### Prompt
In the material below, list every line carrying the string "title".

### Source data
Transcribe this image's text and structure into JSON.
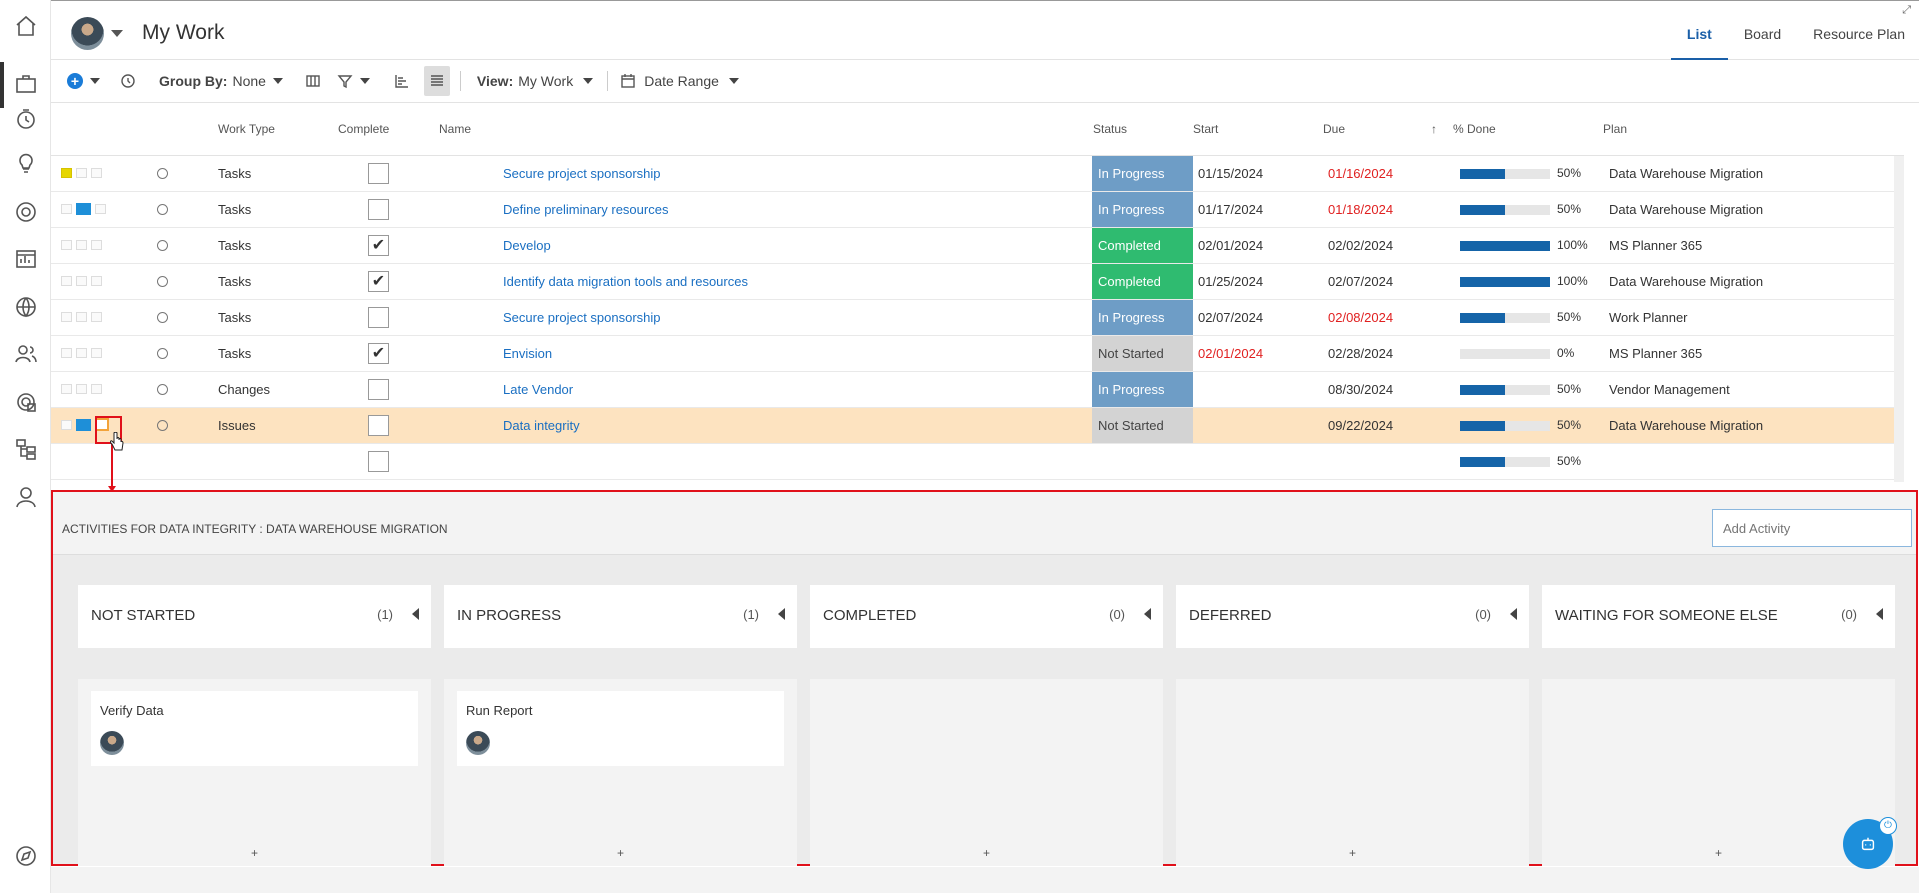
{
  "header": {
    "title": "My Work",
    "views": [
      "List",
      "Board",
      "Resource Plan"
    ],
    "active_view": "List",
    "expand_icon": "⤢"
  },
  "toolbar": {
    "plus_symbol": "+",
    "group_by_label": "Group By:",
    "group_by_value": "None",
    "view_label": "View:",
    "view_value": "My Work",
    "date_range_label": "Date Range"
  },
  "grid": {
    "columns": {
      "work_type": "Work Type",
      "complete": "Complete",
      "name": "Name",
      "status": "Status",
      "start": "Start",
      "due": "Due",
      "sort_icon": "↑",
      "pct_done": "% Done",
      "plan": "Plan"
    },
    "rows": [
      {
        "work_type": "Tasks",
        "checked": "",
        "name": "Secure project sponsorship",
        "status": "In Progress",
        "start": "01/15/2024",
        "due": "01/16/2024",
        "pct_label": "50%",
        "pct": 50,
        "plan": "Data Warehouse Migration"
      },
      {
        "work_type": "Tasks",
        "checked": "",
        "name": "Define preliminary resources",
        "status": "In Progress",
        "start": "01/17/2024",
        "due": "01/18/2024",
        "pct_label": "50%",
        "pct": 50,
        "plan": "Data Warehouse Migration"
      },
      {
        "work_type": "Tasks",
        "checked": "✔",
        "name": "Develop",
        "status": "Completed",
        "start": "02/01/2024",
        "due": "02/02/2024",
        "pct_label": "100%",
        "pct": 100,
        "plan": "MS Planner 365"
      },
      {
        "work_type": "Tasks",
        "checked": "✔",
        "name": "Identify data migration tools and resources",
        "status": "Completed",
        "start": "01/25/2024",
        "due": "02/07/2024",
        "pct_label": "100%",
        "pct": 100,
        "plan": "Data Warehouse Migration"
      },
      {
        "work_type": "Tasks",
        "checked": "",
        "name": "Secure project sponsorship",
        "status": "In Progress",
        "start": "02/07/2024",
        "due": "02/08/2024",
        "pct_label": "50%",
        "pct": 50,
        "plan": "Work Planner"
      },
      {
        "work_type": "Tasks",
        "checked": "✔",
        "name": "Envision",
        "status": "Not Started",
        "start": "02/01/2024",
        "due": "02/28/2024",
        "pct_label": "0%",
        "pct": 0,
        "plan": "MS Planner 365"
      },
      {
        "work_type": "Changes",
        "checked": "",
        "name": "Late Vendor",
        "status": "In Progress",
        "start": "",
        "due": "08/30/2024",
        "pct_label": "50%",
        "pct": 50,
        "plan": "Vendor Management"
      },
      {
        "work_type": "Issues",
        "checked": "",
        "name": "Data integrity",
        "status": "Not Started",
        "start": "",
        "due": "09/22/2024",
        "pct_label": "50%",
        "pct": 50,
        "plan": "Data Warehouse Migration"
      },
      {
        "work_type": "",
        "checked": "",
        "name": "",
        "status": "",
        "start": "",
        "due": "",
        "pct_label": "50%",
        "pct": 50,
        "plan": ""
      }
    ]
  },
  "activities": {
    "title": "ACTIVITIES FOR DATA INTEGRITY : DATA WAREHOUSE MIGRATION",
    "add_placeholder": "Add Activity",
    "columns": [
      {
        "name": "NOT STARTED",
        "count": "(1)",
        "card": "Verify Data",
        "plus": "+"
      },
      {
        "name": "IN PROGRESS",
        "count": "(1)",
        "card": "Run Report",
        "plus": "+"
      },
      {
        "name": "COMPLETED",
        "count": "(0)",
        "card": "",
        "plus": "+"
      },
      {
        "name": "DEFERRED",
        "count": "(0)",
        "card": "",
        "plus": "+"
      },
      {
        "name": "WAITING FOR SOMEONE ELSE",
        "count": "(0)",
        "card": "",
        "plus": "+"
      }
    ]
  },
  "bot": {
    "power_symbol": "⏻"
  },
  "colors": {
    "accent": "#1a5fa8",
    "in_progress": "#6e9dc6",
    "completed": "#2fbb70",
    "not_started": "#d3d3d3",
    "overdue": "#e02020",
    "highlight_row": "#fde3c0",
    "annotation": "#e0101a"
  }
}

### Your response
    "title": "My Work",
    "title": "ACTIVITIES FOR DATA INTEGRITY : DATA WAREHOUSE MIGRATION",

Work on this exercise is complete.